The results showed that after only six months of therapy, plaque volume levels were significantly reduced on average, by nine percent. The study’s lead author and cardiologist Joao Lima, M.D, associate professor of medicine and radiology at The Johns Hopkins University School of Medicine, believes that their results show the benefits of statins much earlier than before, and how physicians can use MRI to more closely monitor the progress of patients under therapy. Furthermore, he explained how eventually it may be possible to use MRI measurements of plaque volume levels as a predictor to selecting the best statin therapy when treating a patient with atherosclerosis.5

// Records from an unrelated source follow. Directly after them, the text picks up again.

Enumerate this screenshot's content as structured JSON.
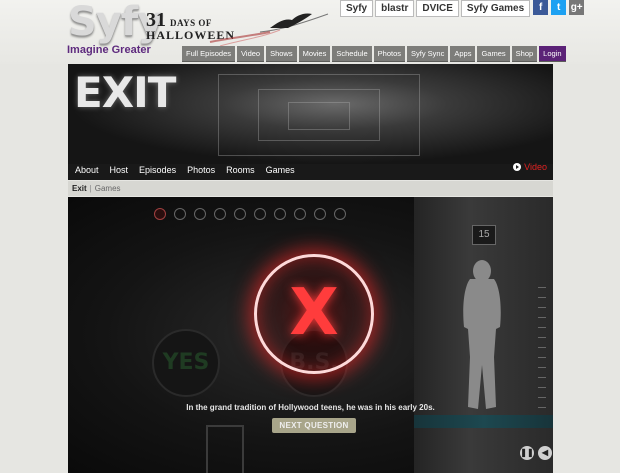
{
  "header": {
    "logo_text": "Syfy",
    "tagline": "Imagine Greater",
    "promo_big": "31",
    "promo_small": "DAYS OF",
    "promo_line2": "HALLOWEEN",
    "brands": [
      "Syfy",
      "blastr",
      "DVICE",
      "Syfy Games"
    ],
    "social": [
      {
        "name": "facebook",
        "glyph": "f",
        "color": "#3b5998"
      },
      {
        "name": "twitter",
        "glyph": "t",
        "color": "#1da1f2"
      },
      {
        "name": "google-plus",
        "glyph": "g+",
        "color": "#777777"
      }
    ],
    "nav": [
      "Full Episodes",
      "Video",
      "Shows",
      "Movies",
      "Schedule",
      "Photos",
      "Syfy Sync",
      "Apps",
      "Games",
      "Shop"
    ],
    "login": "Login"
  },
  "hero": {
    "title": "EXIT",
    "subnav": [
      "About",
      "Host",
      "Episodes",
      "Photos",
      "Rooms",
      "Games"
    ],
    "video_label": "Video",
    "video_color": "#e02020"
  },
  "breadcrumb": {
    "current": "Exit",
    "section": "Games"
  },
  "game": {
    "floor_number": "15",
    "progress_total": 10,
    "progress_active": 1,
    "yes_label": "YES",
    "bs_label": "B.S.",
    "result_label": "X",
    "answer_text": "In the grand tradition of Hollywood teens, he was in his early 20s.",
    "next_label": "NEXT QUESTION",
    "pause_icon": "pause-icon",
    "sound_icon": "sound-icon"
  }
}
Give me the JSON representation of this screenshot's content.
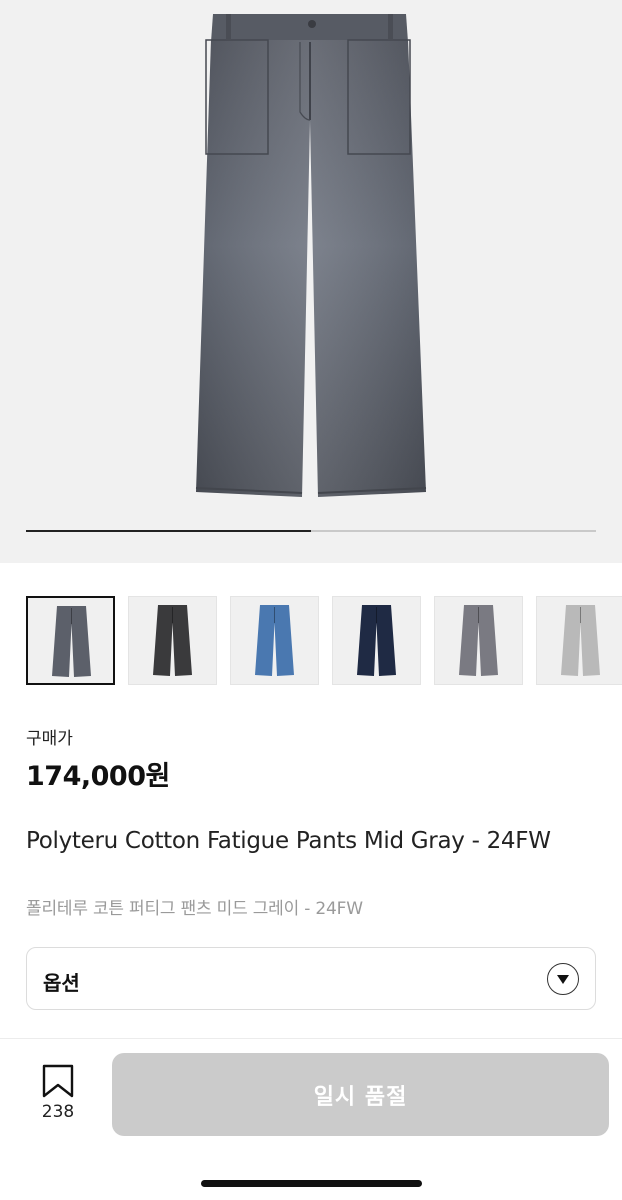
{
  "product": {
    "image_progress": 0.5,
    "thumbnails": [
      {
        "name": "mid-gray",
        "color": "#5c606a",
        "selected": true
      },
      {
        "name": "black",
        "color": "#3a3a3c",
        "selected": false
      },
      {
        "name": "blue",
        "color": "#4a78b0",
        "selected": false
      },
      {
        "name": "navy",
        "color": "#1f2a44",
        "selected": false
      },
      {
        "name": "gray",
        "color": "#7a7a82",
        "selected": false
      },
      {
        "name": "light-gray",
        "color": "#b9b9b9",
        "selected": false
      }
    ],
    "price_label": "구매가",
    "price": "174,000원",
    "title_en": "Polyteru Cotton Fatigue Pants Mid Gray - 24FW",
    "title_ko": "폴리테루 코튼 퍼티그 팬츠 미드 그레이 - 24FW"
  },
  "option": {
    "label": "옵션",
    "icon": "chevron-down-icon"
  },
  "bottom_bar": {
    "bookmark_icon": "bookmark-icon",
    "bookmark_count": "238",
    "purchase_label": "일시 품절"
  },
  "colors": {
    "hero_bg": "#f1f1f1",
    "pants_main": "#5c606a",
    "disabled_button": "#cbcbcb"
  }
}
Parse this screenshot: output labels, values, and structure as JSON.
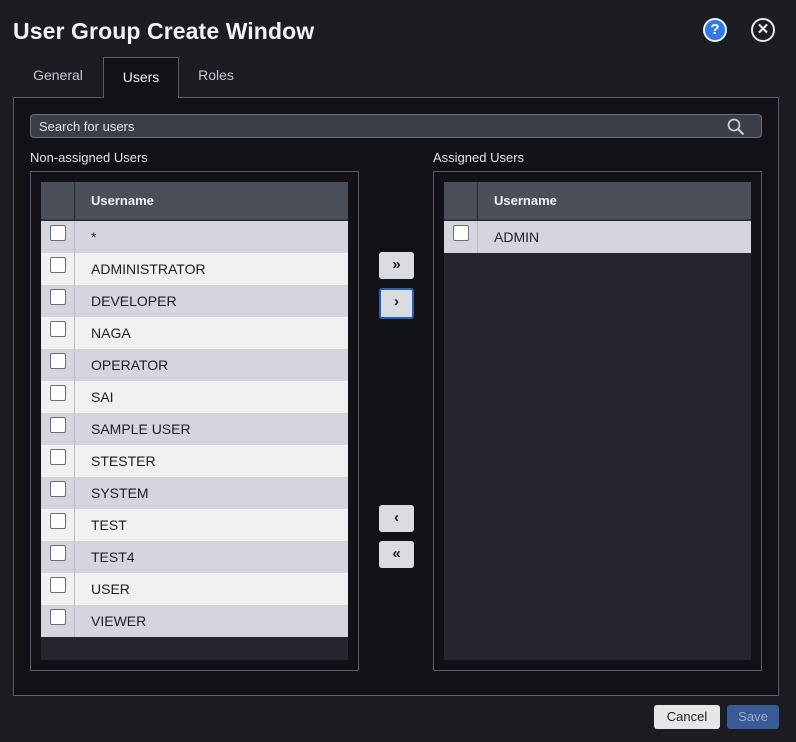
{
  "window": {
    "title": "User Group Create Window",
    "help_glyph": "?",
    "close_glyph": "✕"
  },
  "tabs": [
    {
      "label": "General",
      "active": false
    },
    {
      "label": "Users",
      "active": true
    },
    {
      "label": "Roles",
      "active": false
    }
  ],
  "search": {
    "placeholder": "Search for users",
    "icon": "search-icon"
  },
  "non_assigned": {
    "label": "Non-assigned Users",
    "column_header": "Username",
    "rows": [
      "*",
      "ADMINISTRATOR",
      "DEVELOPER",
      "NAGA",
      "OPERATOR",
      "SAI",
      "SAMPLE USER",
      "STESTER",
      "SYSTEM",
      "TEST",
      "TEST4",
      "USER",
      "VIEWER"
    ]
  },
  "assigned": {
    "label": "Assigned Users",
    "column_header": "Username",
    "rows": [
      "ADMIN"
    ]
  },
  "move_buttons": {
    "all_right": "»",
    "right": "›",
    "left": "‹",
    "all_left": "«"
  },
  "footer": {
    "cancel_label": "Cancel",
    "save_label": "Save"
  },
  "colors": {
    "background": "#1b1d23",
    "panel": "#101217",
    "accent": "#2f7ae5",
    "save_disabled": "#3a5a96"
  }
}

In 2013, a study by Patrick Colletti, professor of radiology at USC and chief of MRI at LAC+USC Medical Center launched a six-year project studying the long-term effect of statins drugs on arterial blockages associated with atherosclerosis. Colletti hopes to learn how plaques in arteries respond to various statins, and to better understand the relationship between medications and the health risks related to atherosclerosis. He believes that MRI scans will give physicians the information they need to tailor therapeutic intervention for individual patients.3

Colletti has been working in conjunction with researcher Zhao Xue-Qiao, a professor at the University of Washington School of Medicine in Seattle. Zhao believes that the study of atherosclerosis has been revolutionized by MRI, as it is capable of providing information about the makeup of plaque deposits and the level of inflammation.3

Moreover, MRI scans are capable of showing lipids depositing in arteries to form a new plaque over time, the healing period known as fibrosis, and calcification, when plaques are less dangerous. This is valuable information allowing doctors to determine patient therapy accurately and accordingly. With the evidence that Colletti and his team are collecting from MRI, they are hoping to use this imaging to predict which plaques will be stable for the long-term, and which patients will need more aggressive therapy. 3

While research continues regarding MRI’s ability to assess and monitor cholesterol, preliminary evidence clearly indicates that MRI is capable of identifying unique characteristics in plaque. MRI of atherosclerosis can depict changes in plaque in cases that are undetectable by other modalities, but still threaten a patient’s survival. As research proceeds, physicians hope to better monitor cholesterol and positively impact the development of heart disease.

 

References:

  1. “What is Atherosclerosis?” Web. 4 September 2018. <https://www.webmd.com/heart-disease/what-is-atherosclerosis#1>.
  2. Zhao, Xue-Qiao and Kerwin, William S. “Examining the Potential of MRI for Monitoring Cholesterol Therapy.” 2012. Web. 4 September 2018. < https://www.medscape.com/viewarticle/767759>.
  3. Karon, Paul. “MRI helps doctors examine effects of cholesterol meds.” 2 December 2013. Web. 4 September 2018. <https://news.usc.edu/57627/mri-helps-doctors-examine-effects-of-cholesterol-meds/>.
  4. “MRI Scan Reveals How Cholesterol Drugs Work.” 5 July 2005. Web. 4 September 2018. < https://www.webmd.com/cholesterol-management/news/20050705/mri-scan-reveals-how-cholesterol-drugs-work>.
  5. “MRI can Measure Early Benefits of Cholesterol-Lowering Drugs.” Johns Hopkins Medicine. 11 October 2004. Web. 4 September 2018. <https://www.hopkinsmedicine.org/Press_releases/2004/10_11_04.html>.